- Opening Delimiter -

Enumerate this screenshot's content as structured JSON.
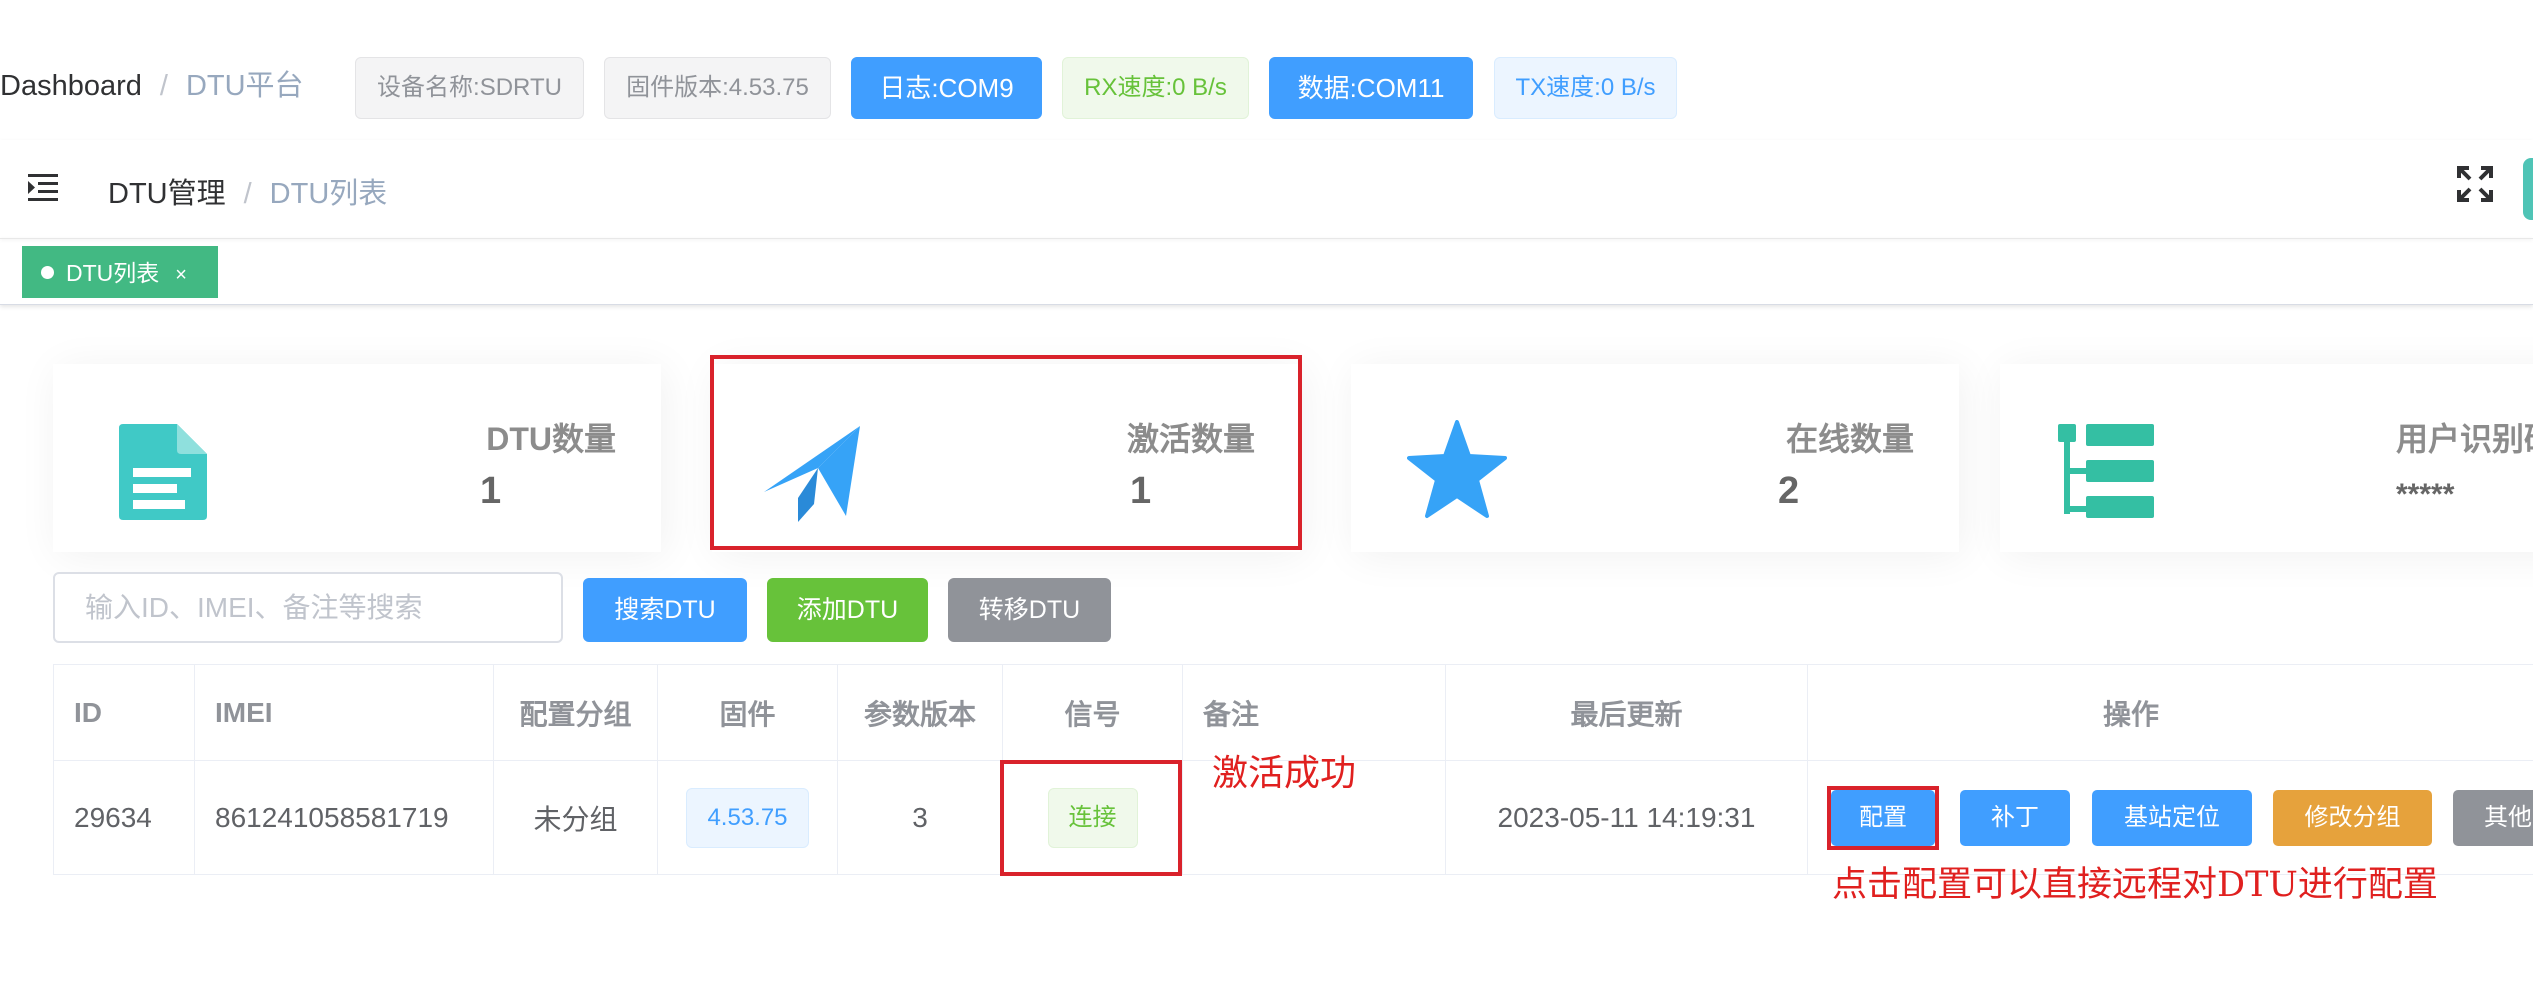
{
  "topbar": {
    "breadcrumb": [
      "Dashboard",
      "DTU平台"
    ],
    "separator": "/",
    "device_name": "设备名称:SDRTU",
    "firmware_version": "固件版本:4.53.75",
    "log_port": "日志:COM9",
    "rx_speed": "RX速度:0 B/s",
    "data_port": "数据:COM11",
    "tx_speed": "TX速度:0 B/s"
  },
  "navbar": {
    "breadcrumb": [
      "DTU管理",
      "DTU列表"
    ],
    "separator": "/",
    "hamburger_icon": "hamburger-icon",
    "fullscreen_icon": "fullscreen-icon"
  },
  "tags_view": {
    "active_tag": "DTU列表",
    "close": "×"
  },
  "stats": [
    {
      "label": "DTU数量",
      "value": "1",
      "icon": "document-icon",
      "color": "#40c9c6"
    },
    {
      "label": "激活数量",
      "value": "1",
      "icon": "paper-plane-icon",
      "color": "#36a3f7"
    },
    {
      "label": "在线数量",
      "value": "2",
      "icon": "star-icon",
      "color": "#36a3f7"
    },
    {
      "label": "用户识别码",
      "value": "*****",
      "icon": "tree-list-icon",
      "color": "#34bfa3"
    }
  ],
  "search": {
    "placeholder": "输入ID、IMEI、备注等搜索",
    "search_button": "搜索DTU",
    "add_button": "添加DTU",
    "transfer_button": "转移DTU"
  },
  "table": {
    "headers": {
      "id": "ID",
      "imei": "IMEI",
      "group": "配置分组",
      "firmware": "固件",
      "param_version": "参数版本",
      "signal": "信号",
      "remark": "备注",
      "last_update": "最后更新",
      "actions": "操作"
    },
    "rows": [
      {
        "id": "29634",
        "imei": "861241058581719",
        "group": "未分组",
        "firmware": "4.53.75",
        "param_version": "3",
        "signal": "连接",
        "remark": "",
        "last_update": "2023-05-11 14:19:31"
      }
    ],
    "action_buttons": {
      "config": "配置",
      "patch": "补丁",
      "locate": "基站定位",
      "change_group": "修改分组",
      "other": "其他"
    }
  },
  "annotations": {
    "activated": "激活成功",
    "config_hint": "点击配置可以直接远程对DTU进行配置"
  },
  "colors": {
    "primary": "#409eff",
    "success": "#67c23a",
    "warning": "#e6a23c",
    "info": "#909399",
    "tag_green": "#42b983",
    "annotation_red": "#d9222b"
  }
}
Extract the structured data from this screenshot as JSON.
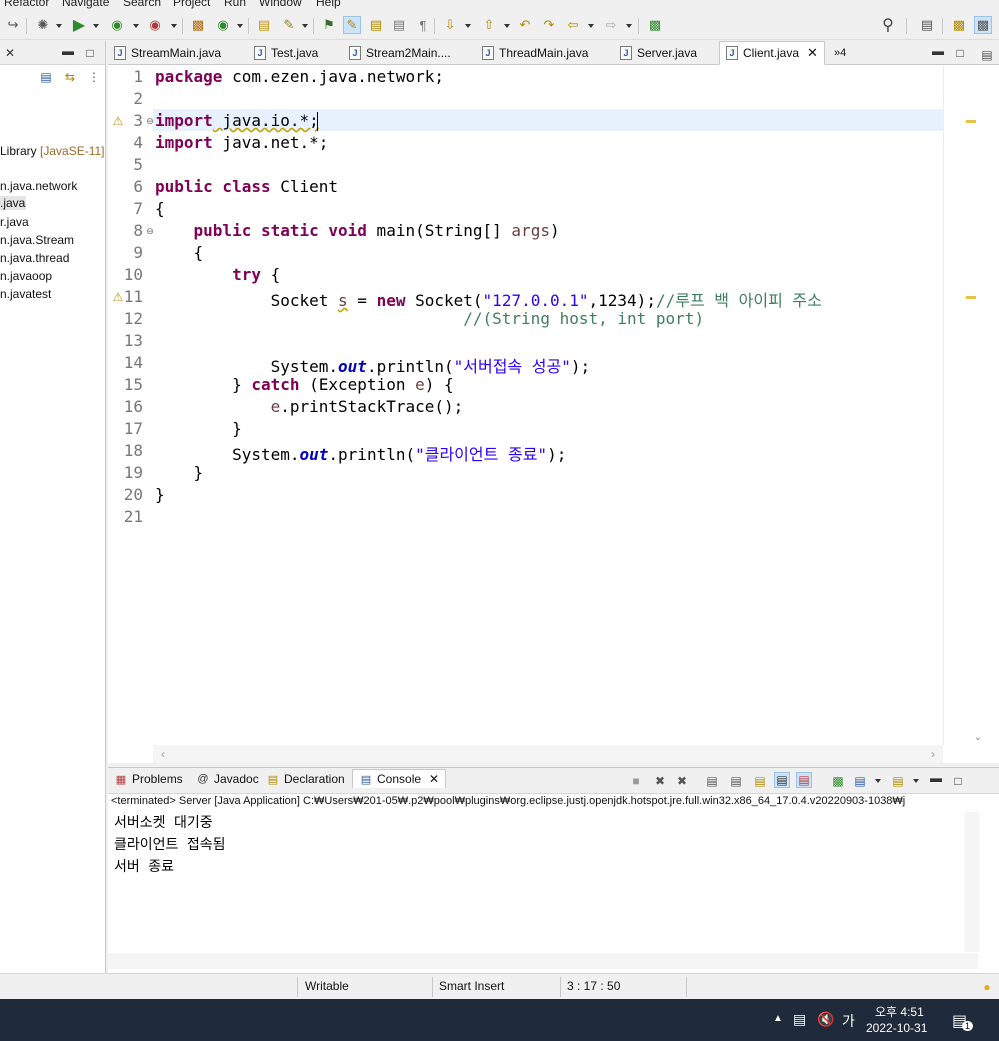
{
  "menu": [
    "Refactor",
    "Navigate",
    "Search",
    "Project",
    "Run",
    "Window",
    "Help"
  ],
  "explorer": {
    "lines": [
      {
        "text": "Library ",
        "suffix": "[JavaSE-11]"
      },
      {
        "text": "n.java.network",
        "suffix": ""
      },
      {
        "text": ".java",
        "suffix": ""
      },
      {
        "text": "r.java",
        "suffix": ""
      },
      {
        "text": "n.java.Stream",
        "suffix": ""
      },
      {
        "text": "n.java.thread",
        "suffix": ""
      },
      {
        "text": "n.javaoop",
        "suffix": ""
      },
      {
        "text": "n.javatest",
        "suffix": ""
      }
    ]
  },
  "editor_tabs": [
    {
      "label": "StreamMain.java"
    },
    {
      "label": "Test.java"
    },
    {
      "label": "Stream2Main...."
    },
    {
      "label": "ThreadMain.java"
    },
    {
      "label": "Server.java"
    },
    {
      "label": "Client.java",
      "active": true
    }
  ],
  "overflow_tabs": "»4",
  "code_lines": [
    {
      "n": "1"
    },
    {
      "n": "2"
    },
    {
      "n": "3"
    },
    {
      "n": "4"
    },
    {
      "n": "5"
    },
    {
      "n": "6"
    },
    {
      "n": "7"
    },
    {
      "n": "8"
    },
    {
      "n": "9"
    },
    {
      "n": "10"
    },
    {
      "n": "11"
    },
    {
      "n": "12"
    },
    {
      "n": "13"
    },
    {
      "n": "14"
    },
    {
      "n": "15"
    },
    {
      "n": "16"
    },
    {
      "n": "17"
    },
    {
      "n": "18"
    },
    {
      "n": "19"
    },
    {
      "n": "20"
    },
    {
      "n": "21"
    }
  ],
  "code": {
    "l1_kw": "package",
    "l1_rest": " com.ezen.java.network;",
    "l3_kw": "import",
    "l3_rest": " java.io.*;",
    "l4_kw": "import",
    "l4_rest": " java.net.*;",
    "l6_kw": "public class",
    "l6_rest": " Client",
    "l7": "{",
    "l8_kw": "public static void",
    "l8_rest": " main(String[] ",
    "l8_var": "args",
    "l8_end": ")",
    "l9": "{",
    "l10_kw": "try",
    "l10_rest": " {",
    "l11_a": "Socket ",
    "l11_var": "s",
    "l11_b": " = ",
    "l11_kw": "new",
    "l11_c": " Socket(",
    "l11_str": "\"127.0.0.1\"",
    "l11_d": ",1234);",
    "l11_cmt": "//루프 백 아이피 주소",
    "l12_cmt": "//(String host, int port)",
    "l14_a": "System.",
    "l14_fld": "out",
    "l14_b": ".println(",
    "l14_str": "\"서버접속 성공\"",
    "l14_c": ");",
    "l15_a": "} ",
    "l15_kw": "catch",
    "l15_b": " (Exception ",
    "l15_var": "e",
    "l15_c": ") {",
    "l16_var": "e",
    "l16_rest": ".printStackTrace();",
    "l17": "}",
    "l18_a": "System.",
    "l18_fld": "out",
    "l18_b": ".println(",
    "l18_str": "\"클라이언트 종료\"",
    "l18_c": ");",
    "l19": "}",
    "l20": "}"
  },
  "console": {
    "tabs": [
      {
        "label": "Problems"
      },
      {
        "label": "Javadoc"
      },
      {
        "label": "Declaration"
      },
      {
        "label": "Console",
        "active": true
      }
    ],
    "status": "<terminated> Server [Java Application] C:₩Users₩201-05₩.p2₩pool₩plugins₩org.eclipse.justj.openjdk.hotspot.jre.full.win32.x86_64_17.0.4.v20220903-1038₩j",
    "output": [
      "서버소켓 대기중",
      "클라이언트 접속됨",
      "서버 종료"
    ]
  },
  "statusbar": {
    "writable": "Writable",
    "insert_mode": "Smart Insert",
    "position": "3 : 17 : 50"
  },
  "taskbar": {
    "time": "오후 4:51",
    "date": "2022-10-31",
    "ime": "가",
    "notifications": "1"
  }
}
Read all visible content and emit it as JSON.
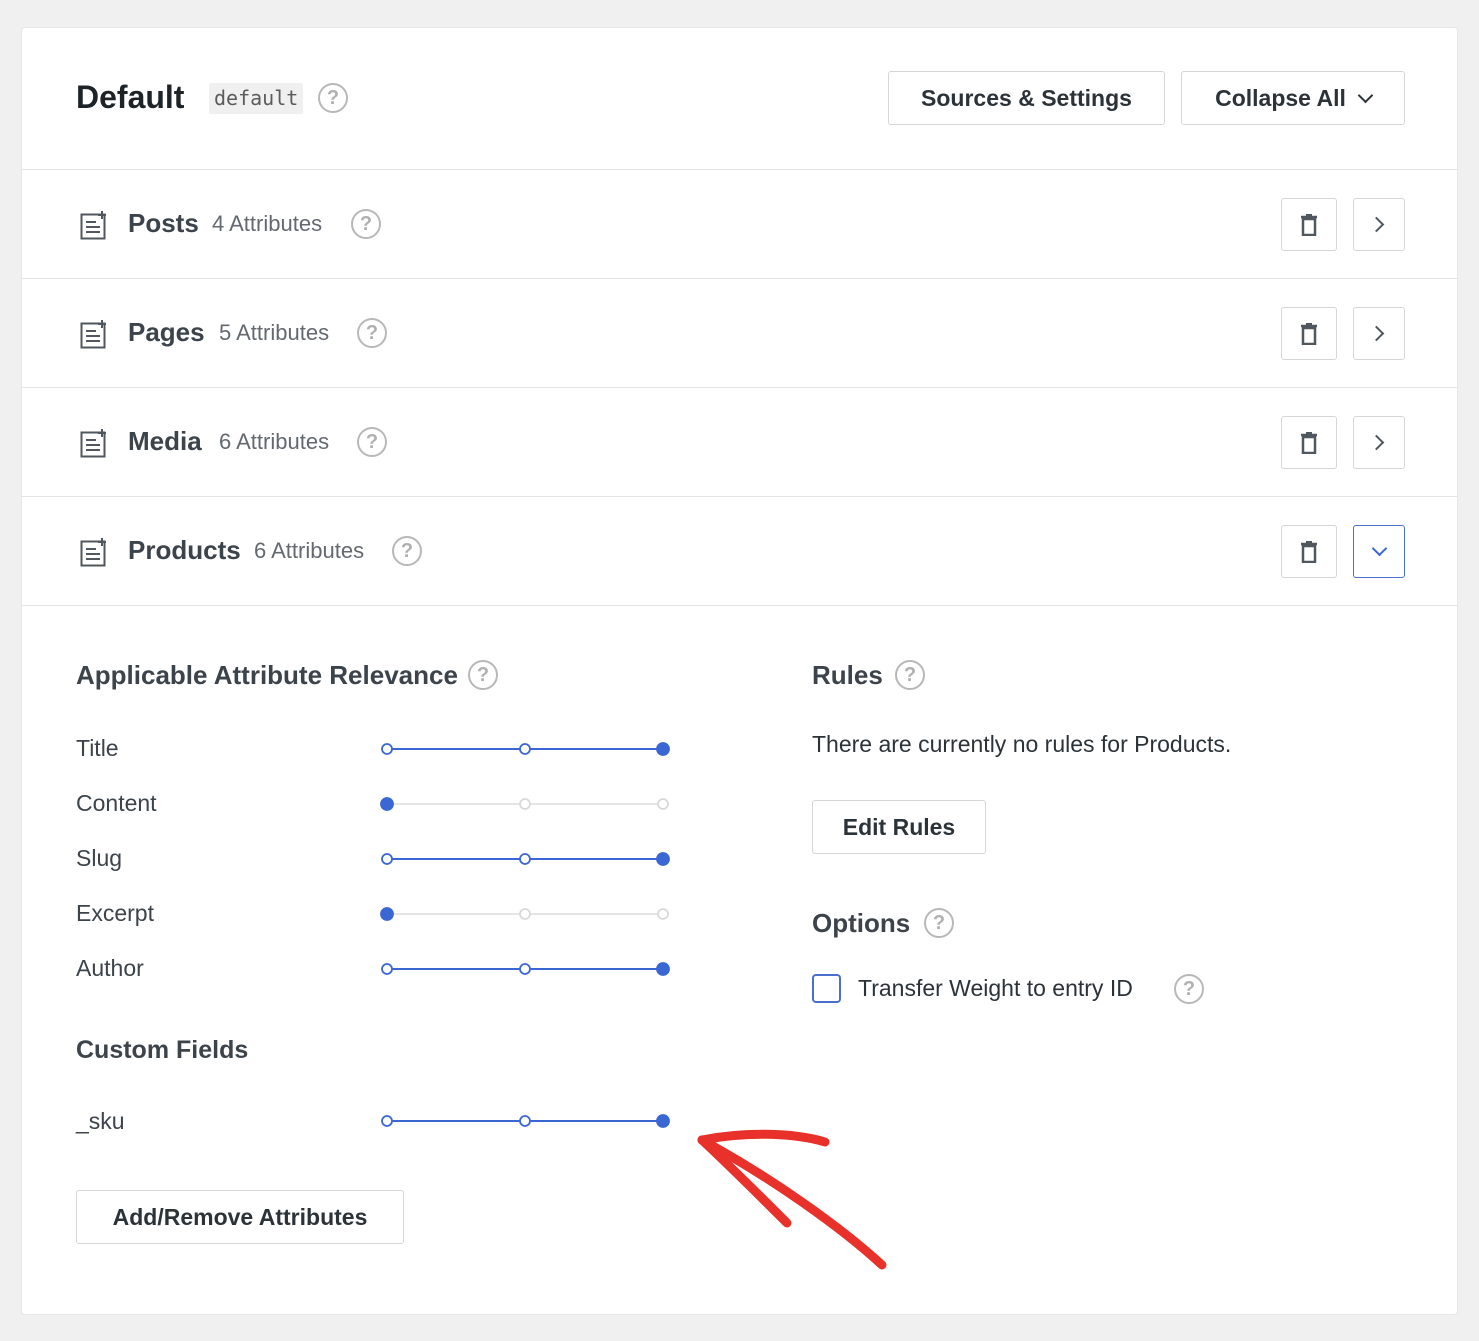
{
  "engine": {
    "title": "Default",
    "slug": "default"
  },
  "header_buttons": {
    "sources_settings": "Sources & Settings",
    "collapse_all": "Collapse All"
  },
  "sources": [
    {
      "name": "Posts",
      "count": "4 Attributes",
      "expanded": false
    },
    {
      "name": "Pages",
      "count": "5 Attributes",
      "expanded": false
    },
    {
      "name": "Media",
      "count": "6 Attributes",
      "expanded": false
    },
    {
      "name": "Products",
      "count": "6 Attributes",
      "expanded": true
    }
  ],
  "relevance": {
    "heading": "Applicable Attribute Relevance",
    "attributes": [
      {
        "label": "Title",
        "level": 3
      },
      {
        "label": "Content",
        "level": 1
      },
      {
        "label": "Slug",
        "level": 3
      },
      {
        "label": "Excerpt",
        "level": 1
      },
      {
        "label": "Author",
        "level": 3
      }
    ],
    "custom_fields_heading": "Custom Fields",
    "custom_fields": [
      {
        "label": "_sku",
        "level": 3
      }
    ],
    "add_remove_button": "Add/Remove Attributes"
  },
  "rules": {
    "heading": "Rules",
    "empty_text": "There are currently no rules for Products.",
    "edit_button": "Edit Rules"
  },
  "options": {
    "heading": "Options",
    "transfer_weight_label": "Transfer Weight to entry ID",
    "transfer_weight_checked": false
  },
  "colors": {
    "accent": "#3b67d4",
    "annotation_arrow": "#e8312a"
  },
  "help_glyph": "?"
}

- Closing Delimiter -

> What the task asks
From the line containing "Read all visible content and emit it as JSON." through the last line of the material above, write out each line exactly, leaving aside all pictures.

> Task response
Read all visible content and emit it as JSON.
{
  "engine": {
    "title": "Default",
    "slug": "default"
  },
  "header_buttons": {
    "sources_settings": "Sources & Settings",
    "collapse_all": "Collapse All"
  },
  "sources": [
    {
      "name": "Posts",
      "count": "4 Attributes",
      "expanded": false
    },
    {
      "name": "Pages",
      "count": "5 Attributes",
      "expanded": false
    },
    {
      "name": "Media",
      "count": "6 Attributes",
      "expanded": false
    },
    {
      "name": "Products",
      "count": "6 Attributes",
      "expanded": true
    }
  ],
  "relevance": {
    "heading": "Applicable Attribute Relevance",
    "attributes": [
      {
        "label": "Title",
        "level": 3
      },
      {
        "label": "Content",
        "level": 1
      },
      {
        "label": "Slug",
        "level": 3
      },
      {
        "label": "Excerpt",
        "level": 1
      },
      {
        "label": "Author",
        "level": 3
      }
    ],
    "custom_fields_heading": "Custom Fields",
    "custom_fields": [
      {
        "label": "_sku",
        "level": 3
      }
    ],
    "add_remove_button": "Add/Remove Attributes"
  },
  "rules": {
    "heading": "Rules",
    "empty_text": "There are currently no rules for Products.",
    "edit_button": "Edit Rules"
  },
  "options": {
    "heading": "Options",
    "transfer_weight_label": "Transfer Weight to entry ID",
    "transfer_weight_checked": false
  },
  "colors": {
    "accent": "#3b67d4",
    "annotation_arrow": "#e8312a"
  },
  "help_glyph": "?"
}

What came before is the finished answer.